A vocational expert will show the jury what you would have expected to have earned over your lifetime if you had not been injured. He or she will then show how much money you will lose due to your injury; depending on the position you held prior to your injury, this amount can be substantial—in the six figure range. If you were not working prior to the injury, but were stay-at-home parent taking care of your children or were a caregiver for a relative, the amount it will now cost to hire someone to do the services you previously did for free, may be taken into account.
Life Care Costs:
People with most spinal cord injuries need various degrees of care throughout their lives; this may range from a part-time housekeeper to a full-time attendant, along with various medical services. A life care planner will assess your possible future needs and testify about them to the jury. A family member may assume responsibility for care of an individual with SCI, but the job is generally too big for one person to handle; the life care planner will assess what the services provided free by a family member would cost the patient in other circumstances and will also assess the costs for paid providers.
Pain and Suffering/Loss of Enjoyment of Life:
Pain and suffering, and your loss of enjoyment of life are other damages that may be taken into consideration. A damage expert on pain and suffering is not allowed to testify in every jurisdiction. Many court districts allow expert testimony on hedonic damage--the loss of enjoyment of life; these experts use economic studies to demonstrate that your quality of life has been reduced by a certain percentage. This statistic may be as high as the loss of earnings capacity.
Final Damages Assessed
If the vocational, life care planner, and hedonic damage experts have made a good case, you may receive a significant amount in damages. For example:
$250,000 medical costs
$740,000 earnings loss capacity
$450,000 lifetime care costs
$740,000 life enjoyment
$740,000 pain and suffering
Total damages: $ 2,920,000
A jury may not award the amount requested, but a lawyers experienced in dealing with spinal cord injury cases, typically win far higher awards in these cases than personal injury attorneys with no experience in this area. A responsible attorney will not take a case on contingency unless there is a good chance of winning the lawsuit.
Many experts complain that the contingency system creates needless lawsuits. Although their argument may have some merit, without a contingency system many people who have experienced a devastating spinal cord injury though the neglect or carelessness of others could not afford to file a case. The contingency system enables every spinal cord injury survivor to fight for just compensation.
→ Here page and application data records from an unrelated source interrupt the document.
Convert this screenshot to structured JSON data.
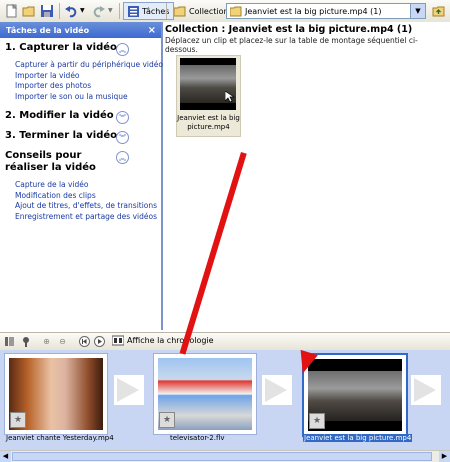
{
  "toolbar": {
    "tasks_label": "Tâches",
    "collections_label": "Collections",
    "collection_select": "Jeanviet est la big picture.mp4 (1)"
  },
  "tasks_pane": {
    "title": "Tâches de la vidéo",
    "close": "×",
    "sections": [
      {
        "title": "1. Capturer la vidéo",
        "links": [
          "Capturer à partir du périphérique vidéo",
          "Importer la vidéo",
          "Importer des photos",
          "Importer le son ou la musique"
        ]
      },
      {
        "title": "2. Modifier la vidéo",
        "links": []
      },
      {
        "title": "3. Terminer la vidéo",
        "links": []
      },
      {
        "title": "Conseils pour réaliser la vidéo",
        "links": [
          "Capture de la vidéo",
          "Modification des clips",
          "Ajout de titres, d'effets, de transitions",
          "Enregistrement et partage des vidéos"
        ]
      }
    ]
  },
  "collection": {
    "title": "Collection : Jeanviet est la big picture.mp4 (1)",
    "subtitle": "Déplacez un clip et placez-le sur la table de montage séquentiel ci-dessous.",
    "clips": [
      {
        "label": "Jeanviet est la big picture.mp4"
      }
    ]
  },
  "storyboard_bar": {
    "timeline_label": "Affiche la chronologie"
  },
  "storyboard": {
    "clips": [
      {
        "label": "Jeanviet chante Yesterday.mp4",
        "selected": false
      },
      {
        "label": "televisator-2.flv",
        "selected": false
      },
      {
        "label": "Jeanviet est la big picture.mp4",
        "selected": true
      }
    ]
  },
  "colors": {
    "accent": "#3169c6",
    "arrow": "#e21212",
    "storyboard_bg": "#c8d6f3"
  }
}
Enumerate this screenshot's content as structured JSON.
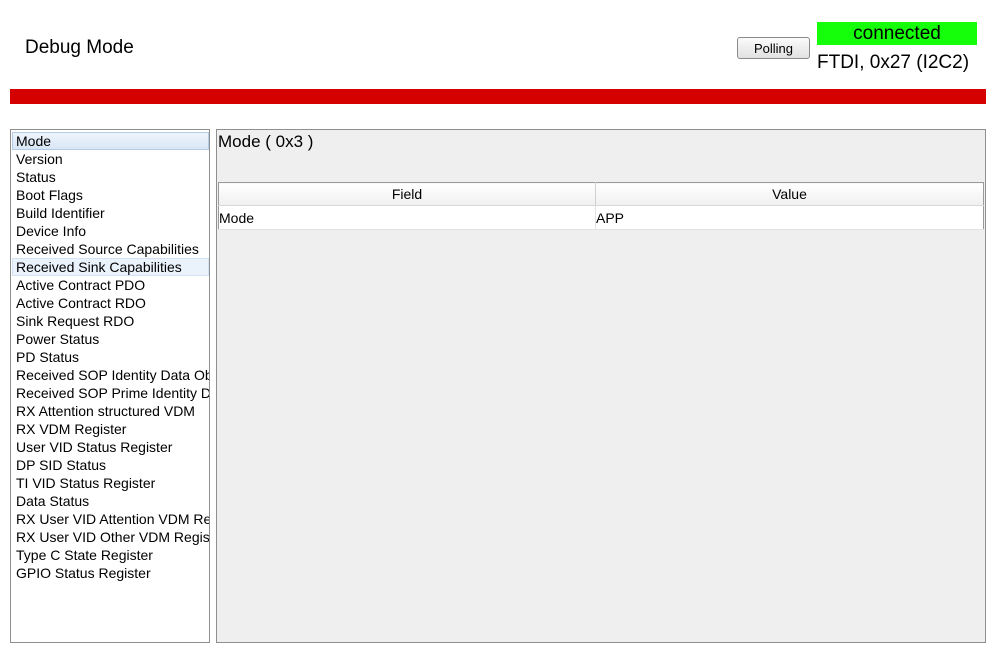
{
  "header": {
    "title": "Debug Mode",
    "polling_label": "Polling",
    "status": "connected",
    "connection": "FTDI, 0x27 (I2C2)",
    "status_color": "#16ff0a",
    "bar_color": "#d50000"
  },
  "sidebar": {
    "selected_index": 0,
    "hover_index": 7,
    "items": [
      {
        "label": "Mode"
      },
      {
        "label": "Version"
      },
      {
        "label": "Status"
      },
      {
        "label": "Boot Flags"
      },
      {
        "label": "Build Identifier"
      },
      {
        "label": "Device Info"
      },
      {
        "label": "Received Source Capabilities"
      },
      {
        "label": "Received Sink Capabilities"
      },
      {
        "label": "Active Contract PDO"
      },
      {
        "label": "Active Contract RDO"
      },
      {
        "label": "Sink Request RDO"
      },
      {
        "label": "Power Status"
      },
      {
        "label": "PD Status"
      },
      {
        "label": "Received SOP Identity Data Ob"
      },
      {
        "label": "Received SOP Prime Identity D"
      },
      {
        "label": "RX Attention structured VDM"
      },
      {
        "label": "RX VDM Register"
      },
      {
        "label": "User VID Status Register"
      },
      {
        "label": "DP SID Status"
      },
      {
        "label": "TI VID Status Register"
      },
      {
        "label": "Data Status"
      },
      {
        "label": "RX User VID Attention VDM Re"
      },
      {
        "label": "RX User VID Other VDM Regist"
      },
      {
        "label": "Type C State Register"
      },
      {
        "label": "GPIO Status Register"
      }
    ]
  },
  "main": {
    "title": "Mode  ( 0x3 )",
    "table": {
      "headers": [
        "Field",
        "Value"
      ],
      "rows": [
        [
          "Mode",
          "APP"
        ]
      ]
    }
  }
}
BrainandSpinalCord.org works with a team of personal injury attorneys who are dedicated to getting you the compensation you deserve. We are experienced in brain injury cases and will guide you through the legal system. If you or someone you love has experienced a brain injury, we can help. Fill out the free case evaluation form on the right of your screen and one of our experienced attorneys will contact you and advise you on your legal rights. There is no obligation; please contact us today.